A man goes into his son's room to wish him goodnight. His son is having a nightmare; the man wakes him and asks his son if he is okay. The son replies he is scared because he dreamed that Aunt Lisa had died. The father assures the son that Aunt Lisa is fine and sends him to bed. The next day, Aunt Lisa dies. One week later, the man again goes into his son's room to wish him goodnight. His son is having another nightmare; the man again wakes his son. The son this time says that he had dreamed that his grandfather had died. The father assures the son that his grandfather is fine and sends him to bed. The next day, the grandfather dies. One week later, the man again goes into his son's room to wish him goodnight. His son is having another nightmare; the man again wakes his son. The son this time says that he had dreamed that dad had died. The father assures the son that he is okay and sends the boy to bed. The man goes to bed but cannot sleep because he is so terrified. The next day, the man is scared for his life -- he is sure he's going to die. After dressing he drives very cautiously to work. He doesn't eat lunch because he is scared of choking. He avoids everyone because he's sure he will somehow be killed. He jumps at every noise and hides for most of the day under his desk. Upon walking in his front door at the end of the day, he see his wife. "Good God, Dear," he proclaims, "I've just had the worst day of my entire life!" She responds, "You think your day was bad, the UPS man dropped dead on the doorstep this morning."

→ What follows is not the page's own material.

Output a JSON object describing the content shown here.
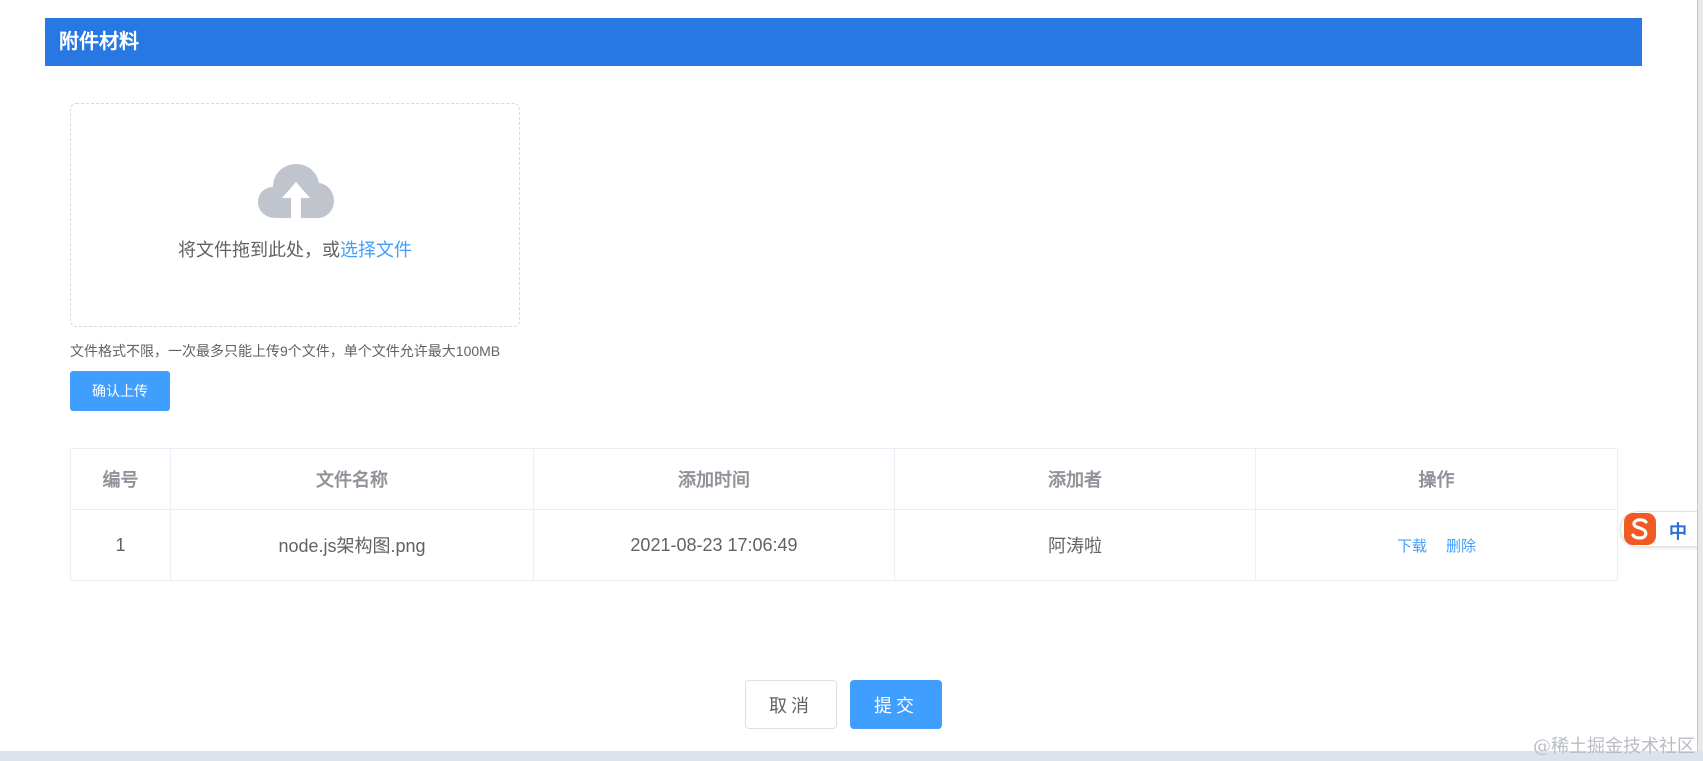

(SHALL WE PRAY)LOL
Thirteen percent of adults -- mostly men -- have done this at least once.
(If you know the answer post it in the comments on Facebook, the first posted answer wins a copy of the new Kurt Carr Singers CD " Bless This House")
Mark DiVincenzo is an expert on when, exactly, to do things. A former investigative reporter, he has written two books packed with hundreds of clever tips that can save you money and headache, and help you stay healthy, too. As they say, timing is everything. DiVincenzo shares some eye-opening advice for February.
Buy a camera. Camera makers often release new models in the winter, when the biggest trade shows of the year occur. Unless you must have the latest and greatest model, February is a great time to buy last year's models. Wait until Presidents Day weekend for the best deals.
Go see a Broadway show. February is one of Broadway's slow months because it's a slow month for tourism in frigid New York City. Less demand for tickets doesn't always mean they're cheaper, but it means they're easier to get. If you're buying tickets online, go to theater websites and search for coupon codes, which can save you as much as 50 percent. Many theaters will let you use these codes if you buy at their box offices, but call first to make sure.
Take a trip to Las Vegas. Speaking of slow, February is a slow month for Vegas, and it's cheaper to fly and stay there in February than just about any other month. (July and August, when it can be unbearably hot in Vegas, are two other good months to go there on the cheap.)
Shop for prom dresses. New styles often show up in stores in the dead of winter, and selection is the best then. The most popular styles typically sell out long before prom season, so it makes sense to shop early. Doing so also gives you plenty of time to have the dress altered and to shop for shoes and accessories.
Pick up a winter coat. Retailers know people have their coats by February, and stores need to make room for spring clothes. Expect to see savings of 50 percent to 75 percent in February, and the longer you wait, the lower the prices. But keep in mind that the longer you wait, the worse the selection.
Prune your trees. Pruning is less stressful for trees when they're not growing, and pruning in the winter gives trees time to heal before the growing season. You also don't have to worry about insect infestation then, which is particularly important to trees such as birches and American elms. Winter pruning also makes it easier for the pruner, who can see better without leaves in the way.
Go to a dermatologist. Your skin is likely at its lightest in the winter, so this is a good time for your dermatologist to find moles or blotches that may lead to skin cancer.